■ **Task brief**: Write out every entry below word for word, leaving nothing out.

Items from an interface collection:
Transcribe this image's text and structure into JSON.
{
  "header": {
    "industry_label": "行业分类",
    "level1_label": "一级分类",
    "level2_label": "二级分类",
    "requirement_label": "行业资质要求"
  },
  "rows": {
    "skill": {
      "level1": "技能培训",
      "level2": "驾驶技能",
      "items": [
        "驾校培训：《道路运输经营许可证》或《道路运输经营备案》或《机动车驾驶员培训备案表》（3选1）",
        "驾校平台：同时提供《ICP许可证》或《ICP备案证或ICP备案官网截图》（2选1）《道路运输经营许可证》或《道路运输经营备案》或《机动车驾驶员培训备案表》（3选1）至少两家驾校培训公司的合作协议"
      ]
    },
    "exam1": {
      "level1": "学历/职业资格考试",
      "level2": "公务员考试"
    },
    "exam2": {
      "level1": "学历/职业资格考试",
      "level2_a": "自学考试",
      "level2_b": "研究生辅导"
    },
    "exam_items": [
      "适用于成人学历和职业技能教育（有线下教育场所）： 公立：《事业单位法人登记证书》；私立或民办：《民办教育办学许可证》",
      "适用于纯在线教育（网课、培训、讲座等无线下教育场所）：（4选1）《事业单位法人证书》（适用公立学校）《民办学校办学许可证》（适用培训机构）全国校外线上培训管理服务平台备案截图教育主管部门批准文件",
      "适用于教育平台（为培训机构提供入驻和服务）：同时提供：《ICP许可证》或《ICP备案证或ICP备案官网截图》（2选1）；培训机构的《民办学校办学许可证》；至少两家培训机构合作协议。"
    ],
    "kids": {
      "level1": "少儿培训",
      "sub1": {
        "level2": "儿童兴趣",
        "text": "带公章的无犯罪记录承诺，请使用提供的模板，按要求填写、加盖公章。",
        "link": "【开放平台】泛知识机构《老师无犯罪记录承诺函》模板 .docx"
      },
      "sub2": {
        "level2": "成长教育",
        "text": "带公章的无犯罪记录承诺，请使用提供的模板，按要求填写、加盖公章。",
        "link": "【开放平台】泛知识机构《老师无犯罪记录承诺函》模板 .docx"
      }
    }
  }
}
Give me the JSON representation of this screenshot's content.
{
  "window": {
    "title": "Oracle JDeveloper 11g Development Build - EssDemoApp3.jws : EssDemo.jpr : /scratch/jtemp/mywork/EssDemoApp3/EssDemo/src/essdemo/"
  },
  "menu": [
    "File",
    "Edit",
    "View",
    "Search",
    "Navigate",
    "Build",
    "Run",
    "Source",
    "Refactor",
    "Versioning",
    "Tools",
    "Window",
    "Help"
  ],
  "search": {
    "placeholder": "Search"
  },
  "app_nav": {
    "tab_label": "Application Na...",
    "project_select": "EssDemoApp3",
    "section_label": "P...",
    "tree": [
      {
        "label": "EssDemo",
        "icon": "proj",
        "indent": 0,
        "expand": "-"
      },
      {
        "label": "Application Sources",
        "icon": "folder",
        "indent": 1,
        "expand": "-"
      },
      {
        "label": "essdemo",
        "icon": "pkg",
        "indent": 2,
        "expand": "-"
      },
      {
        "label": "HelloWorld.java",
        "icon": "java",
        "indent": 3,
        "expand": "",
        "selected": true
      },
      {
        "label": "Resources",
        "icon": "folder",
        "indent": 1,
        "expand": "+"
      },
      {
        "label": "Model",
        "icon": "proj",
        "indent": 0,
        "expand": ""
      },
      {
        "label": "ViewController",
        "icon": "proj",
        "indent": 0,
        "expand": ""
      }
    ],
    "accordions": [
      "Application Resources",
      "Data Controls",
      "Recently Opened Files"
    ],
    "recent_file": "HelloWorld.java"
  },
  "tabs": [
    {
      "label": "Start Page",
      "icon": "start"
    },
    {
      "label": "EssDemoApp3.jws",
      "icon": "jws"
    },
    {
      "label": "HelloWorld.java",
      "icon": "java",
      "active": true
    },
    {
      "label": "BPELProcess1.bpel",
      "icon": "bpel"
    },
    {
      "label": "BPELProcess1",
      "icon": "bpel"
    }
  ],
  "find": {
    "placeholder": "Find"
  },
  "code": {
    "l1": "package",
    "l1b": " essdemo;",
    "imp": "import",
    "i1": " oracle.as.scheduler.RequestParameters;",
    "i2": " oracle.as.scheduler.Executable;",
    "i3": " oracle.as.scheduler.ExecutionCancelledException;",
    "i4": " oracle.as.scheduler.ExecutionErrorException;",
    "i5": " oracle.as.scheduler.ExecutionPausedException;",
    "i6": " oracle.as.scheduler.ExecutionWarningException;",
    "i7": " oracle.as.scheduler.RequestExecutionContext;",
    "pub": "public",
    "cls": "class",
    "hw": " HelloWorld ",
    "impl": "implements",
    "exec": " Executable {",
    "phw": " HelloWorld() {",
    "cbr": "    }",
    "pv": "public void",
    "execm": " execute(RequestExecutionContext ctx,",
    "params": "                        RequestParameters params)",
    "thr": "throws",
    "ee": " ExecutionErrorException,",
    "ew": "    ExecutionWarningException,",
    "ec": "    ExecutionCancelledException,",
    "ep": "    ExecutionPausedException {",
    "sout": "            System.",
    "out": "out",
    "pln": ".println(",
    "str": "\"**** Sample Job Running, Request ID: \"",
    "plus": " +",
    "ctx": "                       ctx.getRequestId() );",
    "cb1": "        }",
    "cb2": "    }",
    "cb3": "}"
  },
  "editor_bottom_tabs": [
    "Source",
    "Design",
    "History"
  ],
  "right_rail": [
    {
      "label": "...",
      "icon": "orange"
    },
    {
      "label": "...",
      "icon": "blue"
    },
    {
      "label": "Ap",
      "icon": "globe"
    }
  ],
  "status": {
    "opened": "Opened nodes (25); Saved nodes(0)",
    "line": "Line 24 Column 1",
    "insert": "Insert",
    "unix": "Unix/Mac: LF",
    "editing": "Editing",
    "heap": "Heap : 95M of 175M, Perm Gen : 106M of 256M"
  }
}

■ **Written answer**:
Transcribe this image's text and structure into JSON.
{
  "header": {
    "industry_label": "行业分类",
    "level1_label": "一级分类",
    "level2_label": "二级分类",
    "requirement_label": "行业资质要求"
  },
  "rows": {
    "skill": {
      "level1": "技能培训",
      "level2": "驾驶技能",
      "items": [
        "驾校培训：《道路运输经营许可证》或《道路运输经营备案》或《机动车驾驶员培训备案表》（3选1）",
        "驾校平台：同时提供《ICP许可证》或《ICP备案证或ICP备案官网截图》（2选1）《道路运输经营许可证》或《道路运输经营备案》或《机动车驾驶员培训备案表》（3选1）至少两家驾校培训公司的合作协议"
      ]
    },
    "exam1": {
      "level1": "学历/职业资格考试",
      "level2": "公务员考试"
    },
    "exam2": {
      "level1": "学历/职业资格考试",
      "level2_a": "自学考试",
      "level2_b": "研究生辅导"
    },
    "exam_items": [
      "适用于成人学历和职业技能教育（有线下教育场所）： 公立：《事业单位法人登记证书》；私立或民办：《民办教育办学许可证》",
      "适用于纯在线教育（网课、培训、讲座等无线下教育场所）：（4选1）《事业单位法人证书》（适用公立学校）《民办学校办学许可证》（适用培训机构）全国校外线上培训管理服务平台备案截图教育主管部门批准文件",
      "适用于教育平台（为培训机构提供入驻和服务）：同时提供：《ICP许可证》或《ICP备案证或ICP备案官网截图》（2选1）；培训机构的《民办学校办学许可证》；至少两家培训机构合作协议。"
    ],
    "kids": {
      "level1": "少儿培训",
      "sub1": {
        "level2": "儿童兴趣",
        "text": "带公章的无犯罪记录承诺，请使用提供的模板，按要求填写、加盖公章。",
        "link": "【开放平台】泛知识机构《老师无犯罪记录承诺函》模板 .docx"
      },
      "sub2": {
        "level2": "成长教育",
        "text": "带公章的无犯罪记录承诺，请使用提供的模板，按要求填写、加盖公章。",
        "link": "【开放平台】泛知识机构《老师无犯罪记录承诺函》模板 .docx"
      }
    }
  }
}
Give me the JSON representation of this screenshot's content.
{
  "window": {
    "title": "Oracle JDeveloper 11g Development Build - EssDemoApp3.jws : EssDemo.jpr : /scratch/jtemp/mywork/EssDemoApp3/EssDemo/src/essdemo/"
  },
  "menu": [
    "File",
    "Edit",
    "View",
    "Search",
    "Navigate",
    "Build",
    "Run",
    "Source",
    "Refactor",
    "Versioning",
    "Tools",
    "Window",
    "Help"
  ],
  "search": {
    "placeholder": "Search"
  },
  "app_nav": {
    "tab_label": "Application Na...",
    "project_select": "EssDemoApp3",
    "section_label": "P...",
    "tree": [
      {
        "label": "EssDemo",
        "icon": "proj",
        "indent": 0,
        "expand": "-"
      },
      {
        "label": "Application Sources",
        "icon": "folder",
        "indent": 1,
        "expand": "-"
      },
      {
        "label": "essdemo",
        "icon": "pkg",
        "indent": 2,
        "expand": "-"
      },
      {
        "label": "HelloWorld.java",
        "icon": "java",
        "indent": 3,
        "expand": "",
        "selected": true
      },
      {
        "label": "Resources",
        "icon": "folder",
        "indent": 1,
        "expand": "+"
      },
      {
        "label": "Model",
        "icon": "proj",
        "indent": 0,
        "expand": ""
      },
      {
        "label": "ViewController",
        "icon": "proj",
        "indent": 0,
        "expand": ""
      }
    ],
    "accordions": [
      "Application Resources",
      "Data Controls",
      "Recently Opened Files"
    ],
    "recent_file": "HelloWorld.java"
  },
  "tabs": [
    {
      "label": "Start Page",
      "icon": "start"
    },
    {
      "label": "EssDemoApp3.jws",
      "icon": "jws"
    },
    {
      "label": "HelloWorld.java",
      "icon": "java",
      "active": true
    },
    {
      "label": "BPELProcess1.bpel",
      "icon": "bpel"
    },
    {
      "label": "BPELProcess1",
      "icon": "bpel"
    }
  ],
  "find": {
    "placeholder": "Find"
  },
  "code": {
    "l1": "package",
    "l1b": " essdemo;",
    "imp": "import",
    "i1": " oracle.as.scheduler.RequestParameters;",
    "i2": " oracle.as.scheduler.Executable;",
    "i3": " oracle.as.scheduler.ExecutionCancelledException;",
    "i4": " oracle.as.scheduler.ExecutionErrorException;",
    "i5": " oracle.as.scheduler.ExecutionPausedException;",
    "i6": " oracle.as.scheduler.ExecutionWarningException;",
    "i7": " oracle.as.scheduler.RequestExecutionContext;",
    "pub": "public",
    "cls": "class",
    "hw": " HelloWorld ",
    "impl": "implements",
    "exec": " Executable {",
    "phw": " HelloWorld() {",
    "cbr": "    }",
    "pv": "public void",
    "execm": " execute(RequestExecutionContext ctx,",
    "params": "                        RequestParameters params)",
    "thr": "throws",
    "ee": " ExecutionErrorException,",
    "ew": "    ExecutionWarningException,",
    "ec": "    ExecutionCancelledException,",
    "ep": "    ExecutionPausedException {",
    "sout": "            System.",
    "out": "out",
    "pln": ".println(",
    "str": "\"**** Sample Job Running, Request ID: \"",
    "plus": " +",
    "ctx": "                       ctx.getRequestId() );",
    "cb1": "        }",
    "cb2": "    }",
    "cb3": "}"
  },
  "editor_bottom_tabs": [
    "Source",
    "Design",
    "History"
  ],
  "right_rail": [
    {
      "label": "...",
      "icon": "orange"
    },
    {
      "label": "...",
      "icon": "blue"
    },
    {
      "label": "Ap",
      "icon": "globe"
    }
  ],
  "status": {
    "opened": "Opened nodes (25); Saved nodes(0)",
    "line": "Line 24 Column 1",
    "insert": "Insert",
    "unix": "Unix/Mac: LF",
    "editing": "Editing",
    "heap": "Heap : 95M of 175M, Perm Gen : 106M of 256M"
  }
}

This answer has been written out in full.